● **EXERCISE DESCRIPTION**
Your output should be the full listing, unchanged.

● **DATA UNDER STUDY**
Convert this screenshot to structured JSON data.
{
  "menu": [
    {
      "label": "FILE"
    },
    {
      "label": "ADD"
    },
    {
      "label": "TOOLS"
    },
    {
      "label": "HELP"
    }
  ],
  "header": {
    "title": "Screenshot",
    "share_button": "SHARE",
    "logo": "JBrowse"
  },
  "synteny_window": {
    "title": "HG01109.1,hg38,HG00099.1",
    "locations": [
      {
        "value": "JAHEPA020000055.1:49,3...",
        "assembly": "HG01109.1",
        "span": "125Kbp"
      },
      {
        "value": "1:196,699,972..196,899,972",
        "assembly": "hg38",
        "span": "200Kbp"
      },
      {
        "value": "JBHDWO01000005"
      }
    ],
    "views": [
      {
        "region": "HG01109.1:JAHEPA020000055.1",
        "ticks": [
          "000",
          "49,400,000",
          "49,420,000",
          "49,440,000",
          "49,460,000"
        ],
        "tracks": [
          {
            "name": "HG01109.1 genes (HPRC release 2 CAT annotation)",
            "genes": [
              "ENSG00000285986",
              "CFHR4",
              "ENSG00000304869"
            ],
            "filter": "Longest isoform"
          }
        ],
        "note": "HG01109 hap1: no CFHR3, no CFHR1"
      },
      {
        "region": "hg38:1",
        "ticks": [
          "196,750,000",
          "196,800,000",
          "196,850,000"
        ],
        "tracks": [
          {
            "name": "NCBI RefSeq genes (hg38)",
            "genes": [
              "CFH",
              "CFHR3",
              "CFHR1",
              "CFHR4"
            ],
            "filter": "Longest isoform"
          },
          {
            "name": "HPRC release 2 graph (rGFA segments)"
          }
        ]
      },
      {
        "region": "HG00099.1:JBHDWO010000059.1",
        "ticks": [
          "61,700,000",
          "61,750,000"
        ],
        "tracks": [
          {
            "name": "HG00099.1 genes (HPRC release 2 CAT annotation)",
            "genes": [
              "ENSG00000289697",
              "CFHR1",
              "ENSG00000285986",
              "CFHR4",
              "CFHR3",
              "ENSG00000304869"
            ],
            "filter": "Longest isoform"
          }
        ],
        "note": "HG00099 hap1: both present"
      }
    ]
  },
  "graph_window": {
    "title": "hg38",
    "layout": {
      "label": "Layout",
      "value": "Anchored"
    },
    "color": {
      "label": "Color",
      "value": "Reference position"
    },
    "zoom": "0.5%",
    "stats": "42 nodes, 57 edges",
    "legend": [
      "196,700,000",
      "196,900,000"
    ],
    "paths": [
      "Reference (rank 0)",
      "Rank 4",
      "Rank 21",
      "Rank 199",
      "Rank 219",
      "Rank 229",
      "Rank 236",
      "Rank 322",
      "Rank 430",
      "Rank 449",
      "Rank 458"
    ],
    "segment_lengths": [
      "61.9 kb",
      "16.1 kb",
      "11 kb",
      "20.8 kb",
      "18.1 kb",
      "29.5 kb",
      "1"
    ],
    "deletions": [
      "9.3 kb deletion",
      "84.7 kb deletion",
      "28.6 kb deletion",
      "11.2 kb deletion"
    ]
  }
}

● **TASK ANSWER**
Convert this screenshot to structured JSON data.
{
  "menu": [
    {
      "label": "FILE"
    },
    {
      "label": "ADD"
    },
    {
      "label": "TOOLS"
    },
    {
      "label": "HELP"
    }
  ],
  "header": {
    "title": "Screenshot",
    "share_button": "SHARE",
    "logo": "JBrowse"
  },
  "synteny_window": {
    "title": "HG01109.1,hg38,HG00099.1",
    "locations": [
      {
        "value": "JAHEPA020000055.1:49,3...",
        "assembly": "HG01109.1",
        "span": "125Kbp"
      },
      {
        "value": "1:196,699,972..196,899,972",
        "assembly": "hg38",
        "span": "200Kbp"
      },
      {
        "value": "JBHDWO01000005"
      }
    ],
    "views": [
      {
        "region": "HG01109.1:JAHEPA020000055.1",
        "ticks": [
          "000",
          "49,400,000",
          "49,420,000",
          "49,440,000",
          "49,460,000"
        ],
        "tracks": [
          {
            "name": "HG01109.1 genes (HPRC release 2 CAT annotation)",
            "genes": [
              "ENSG00000285986",
              "CFHR4",
              "ENSG00000304869"
            ],
            "filter": "Longest isoform"
          }
        ],
        "note": "HG01109 hap1: no CFHR3, no CFHR1"
      },
      {
        "region": "hg38:1",
        "ticks": [
          "196,750,000",
          "196,800,000",
          "196,850,000"
        ],
        "tracks": [
          {
            "name": "NCBI RefSeq genes (hg38)",
            "genes": [
              "CFH",
              "CFHR3",
              "CFHR1",
              "CFHR4"
            ],
            "filter": "Longest isoform"
          },
          {
            "name": "HPRC release 2 graph (rGFA segments)"
          }
        ]
      },
      {
        "region": "HG00099.1:JBHDWO010000059.1",
        "ticks": [
          "61,700,000",
          "61,750,000"
        ],
        "tracks": [
          {
            "name": "HG00099.1 genes (HPRC release 2 CAT annotation)",
            "genes": [
              "ENSG00000289697",
              "CFHR1",
              "ENSG00000285986",
              "CFHR4",
              "CFHR3",
              "ENSG00000304869"
            ],
            "filter": "Longest isoform"
          }
        ],
        "note": "HG00099 hap1: both present"
      }
    ]
  },
  "graph_window": {
    "title": "hg38",
    "layout": {
      "label": "Layout",
      "value": "Anchored"
    },
    "color": {
      "label": "Color",
      "value": "Reference position"
    },
    "zoom": "0.5%",
    "stats": "42 nodes, 57 edges",
    "legend": [
      "196,700,000",
      "196,900,000"
    ],
    "paths": [
      "Reference (rank 0)",
      "Rank 4",
      "Rank 21",
      "Rank 199",
      "Rank 219",
      "Rank 229",
      "Rank 236",
      "Rank 322",
      "Rank 430",
      "Rank 449",
      "Rank 458"
    ],
    "segment_lengths": [
      "61.9 kb",
      "16.1 kb",
      "11 kb",
      "20.8 kb",
      "18.1 kb",
      "29.5 kb",
      "1"
    ],
    "deletions": [
      "9.3 kb deletion",
      "84.7 kb deletion",
      "28.6 kb deletion",
      "11.2 kb deletion"
    ]
  }
}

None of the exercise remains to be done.